(Please take no notice that I am having a toddler tantrum right now.)

I don’t know for certain, but I suspect the PR departments now have a press list, and they have a bloggers list. I am on the latter, because undeniably I write – and review on – a blog.

But I am actually hurt to suddenly find myself demoted to teen fandom, after years of reasonably professional contact with the fantastic and hard working publicists I have come to know. Those who have never met me can be forgiven for believing I am a starstruck twenty-something.

I don’t feel I belong in the group of people guesstimated to be twenty years old and with a disproportionate fondness for vampire/dystopian romances. Nor do I harbour too many fan style crushes on their authors. A second class type of reviewer is being created. Hopefully with all the best intentions, but still. It’s a nice little hobby.

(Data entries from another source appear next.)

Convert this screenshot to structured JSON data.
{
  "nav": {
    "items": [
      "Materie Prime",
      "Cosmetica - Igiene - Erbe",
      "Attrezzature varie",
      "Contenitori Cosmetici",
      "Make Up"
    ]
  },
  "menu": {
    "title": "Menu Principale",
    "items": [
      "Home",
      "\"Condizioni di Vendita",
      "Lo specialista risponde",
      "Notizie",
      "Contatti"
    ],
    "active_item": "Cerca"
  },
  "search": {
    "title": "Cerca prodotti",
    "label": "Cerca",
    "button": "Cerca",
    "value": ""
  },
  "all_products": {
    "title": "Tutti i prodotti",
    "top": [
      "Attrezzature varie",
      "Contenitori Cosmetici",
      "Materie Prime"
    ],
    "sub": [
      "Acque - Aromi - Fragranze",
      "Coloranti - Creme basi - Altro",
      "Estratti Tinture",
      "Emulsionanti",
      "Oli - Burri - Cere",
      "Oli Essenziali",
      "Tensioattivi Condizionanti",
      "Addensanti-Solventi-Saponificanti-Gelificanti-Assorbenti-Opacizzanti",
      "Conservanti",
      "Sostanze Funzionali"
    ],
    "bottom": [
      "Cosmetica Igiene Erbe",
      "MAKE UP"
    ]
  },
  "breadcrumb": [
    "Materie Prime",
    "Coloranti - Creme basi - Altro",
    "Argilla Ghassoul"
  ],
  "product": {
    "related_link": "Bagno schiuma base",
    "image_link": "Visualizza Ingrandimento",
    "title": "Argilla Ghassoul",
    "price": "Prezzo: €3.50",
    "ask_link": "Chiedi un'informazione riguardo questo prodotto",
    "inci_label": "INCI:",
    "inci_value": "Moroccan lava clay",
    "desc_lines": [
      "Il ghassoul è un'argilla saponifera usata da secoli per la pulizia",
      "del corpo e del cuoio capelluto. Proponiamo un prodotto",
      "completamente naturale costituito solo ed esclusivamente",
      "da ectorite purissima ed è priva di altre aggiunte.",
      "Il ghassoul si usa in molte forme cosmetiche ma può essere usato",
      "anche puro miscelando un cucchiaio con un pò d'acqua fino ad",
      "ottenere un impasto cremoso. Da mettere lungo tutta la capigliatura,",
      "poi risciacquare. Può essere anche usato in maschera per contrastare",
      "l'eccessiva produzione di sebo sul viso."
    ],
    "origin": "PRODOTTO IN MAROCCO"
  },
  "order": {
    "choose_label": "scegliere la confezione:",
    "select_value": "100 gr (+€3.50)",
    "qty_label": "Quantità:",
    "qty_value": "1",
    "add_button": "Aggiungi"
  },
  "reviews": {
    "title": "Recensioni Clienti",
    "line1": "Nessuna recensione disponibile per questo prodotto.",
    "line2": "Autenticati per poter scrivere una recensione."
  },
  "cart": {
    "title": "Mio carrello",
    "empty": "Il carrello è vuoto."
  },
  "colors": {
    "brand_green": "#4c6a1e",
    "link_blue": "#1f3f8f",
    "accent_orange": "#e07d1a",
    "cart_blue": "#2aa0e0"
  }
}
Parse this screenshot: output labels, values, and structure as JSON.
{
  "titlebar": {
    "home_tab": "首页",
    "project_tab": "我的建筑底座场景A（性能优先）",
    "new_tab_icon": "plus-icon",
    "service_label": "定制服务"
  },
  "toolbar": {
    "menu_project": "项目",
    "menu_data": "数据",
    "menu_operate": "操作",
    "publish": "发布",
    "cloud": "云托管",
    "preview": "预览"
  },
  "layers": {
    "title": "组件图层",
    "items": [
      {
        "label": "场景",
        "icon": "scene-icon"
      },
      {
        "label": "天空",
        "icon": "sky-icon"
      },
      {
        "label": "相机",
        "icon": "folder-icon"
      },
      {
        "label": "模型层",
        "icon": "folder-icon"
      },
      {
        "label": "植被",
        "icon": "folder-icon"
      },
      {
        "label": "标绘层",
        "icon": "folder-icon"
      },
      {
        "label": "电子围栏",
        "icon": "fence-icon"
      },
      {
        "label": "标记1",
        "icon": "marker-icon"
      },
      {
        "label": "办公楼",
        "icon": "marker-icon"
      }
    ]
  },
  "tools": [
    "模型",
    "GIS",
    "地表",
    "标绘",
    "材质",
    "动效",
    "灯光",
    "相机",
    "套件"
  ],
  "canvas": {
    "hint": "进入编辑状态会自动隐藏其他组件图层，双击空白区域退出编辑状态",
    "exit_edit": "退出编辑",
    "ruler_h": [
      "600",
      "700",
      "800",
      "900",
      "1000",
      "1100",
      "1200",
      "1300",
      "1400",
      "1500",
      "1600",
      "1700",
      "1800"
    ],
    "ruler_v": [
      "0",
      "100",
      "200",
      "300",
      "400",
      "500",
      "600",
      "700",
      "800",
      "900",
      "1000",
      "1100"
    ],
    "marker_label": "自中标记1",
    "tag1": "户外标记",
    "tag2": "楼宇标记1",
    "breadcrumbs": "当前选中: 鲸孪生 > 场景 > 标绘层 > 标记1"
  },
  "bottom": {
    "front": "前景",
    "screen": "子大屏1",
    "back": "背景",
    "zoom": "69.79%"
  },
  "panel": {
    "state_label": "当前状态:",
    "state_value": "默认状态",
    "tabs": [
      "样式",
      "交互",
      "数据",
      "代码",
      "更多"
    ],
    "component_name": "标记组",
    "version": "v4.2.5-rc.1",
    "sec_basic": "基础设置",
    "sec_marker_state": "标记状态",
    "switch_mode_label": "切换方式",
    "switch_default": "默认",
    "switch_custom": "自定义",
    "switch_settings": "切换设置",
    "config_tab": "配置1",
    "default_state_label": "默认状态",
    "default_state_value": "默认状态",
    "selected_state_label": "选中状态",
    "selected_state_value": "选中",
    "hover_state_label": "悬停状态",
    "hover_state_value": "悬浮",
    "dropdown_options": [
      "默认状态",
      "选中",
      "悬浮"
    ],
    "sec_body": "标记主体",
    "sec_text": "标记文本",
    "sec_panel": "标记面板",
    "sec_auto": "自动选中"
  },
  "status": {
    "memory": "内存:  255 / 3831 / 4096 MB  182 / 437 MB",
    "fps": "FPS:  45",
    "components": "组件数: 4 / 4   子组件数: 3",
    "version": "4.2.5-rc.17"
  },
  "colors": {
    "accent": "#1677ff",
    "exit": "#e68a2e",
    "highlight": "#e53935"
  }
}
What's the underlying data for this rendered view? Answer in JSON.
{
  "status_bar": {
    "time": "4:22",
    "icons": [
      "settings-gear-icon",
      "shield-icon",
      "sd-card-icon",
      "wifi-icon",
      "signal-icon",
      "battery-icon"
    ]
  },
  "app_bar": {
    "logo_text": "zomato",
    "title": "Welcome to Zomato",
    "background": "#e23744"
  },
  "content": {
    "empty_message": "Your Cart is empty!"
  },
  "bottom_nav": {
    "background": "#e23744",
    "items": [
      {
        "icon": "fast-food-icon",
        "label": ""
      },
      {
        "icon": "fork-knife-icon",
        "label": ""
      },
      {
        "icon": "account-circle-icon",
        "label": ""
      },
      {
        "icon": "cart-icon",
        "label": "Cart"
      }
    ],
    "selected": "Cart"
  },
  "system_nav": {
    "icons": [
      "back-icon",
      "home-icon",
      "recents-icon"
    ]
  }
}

Clearly I need a new label. Blogger has become a derogative term. Suggestions, please? At this rate I’d rather be a housewife.

Picture Book on BBC4

Did anyone watch Picture Book on BBC4 over recent weeks? We recorded it and watched later, so this comment isn’t as fresh as it should be.

Very good programme, and quite informative, even if the choice of books was a little predictable. At times it seemed as if they had decided in advance who they wanted to interview, and they had to find something of theirs that actually counted as a picture book. As you know I love Philip Pullman a lot, but to count His Dark Materials as a picture book, is perhaps not strictly correct.

All the big names in children’s literature had been interviewed, and I was startled to realise how many of them I had actually met. I discovered I had even met one of the book characters mentioned, which is a little weird, having had afternoon tea with Hatty from Tom’s Midnight Garden.

It was nice to see Nicolette Jones and Nicholas Tucker, along with Davids Lloyd, Almond and Fickling, the laureates Jacqueline Wilson and Michael Rosen. Eoin Colfer was funny as usual, and it was good to get some background on Shirley Hughes’ books from Shirley herself.

Shirley Hughes illustration

If I haven’t mentioned all, and I know I haven’t, just complain. I’m used to it.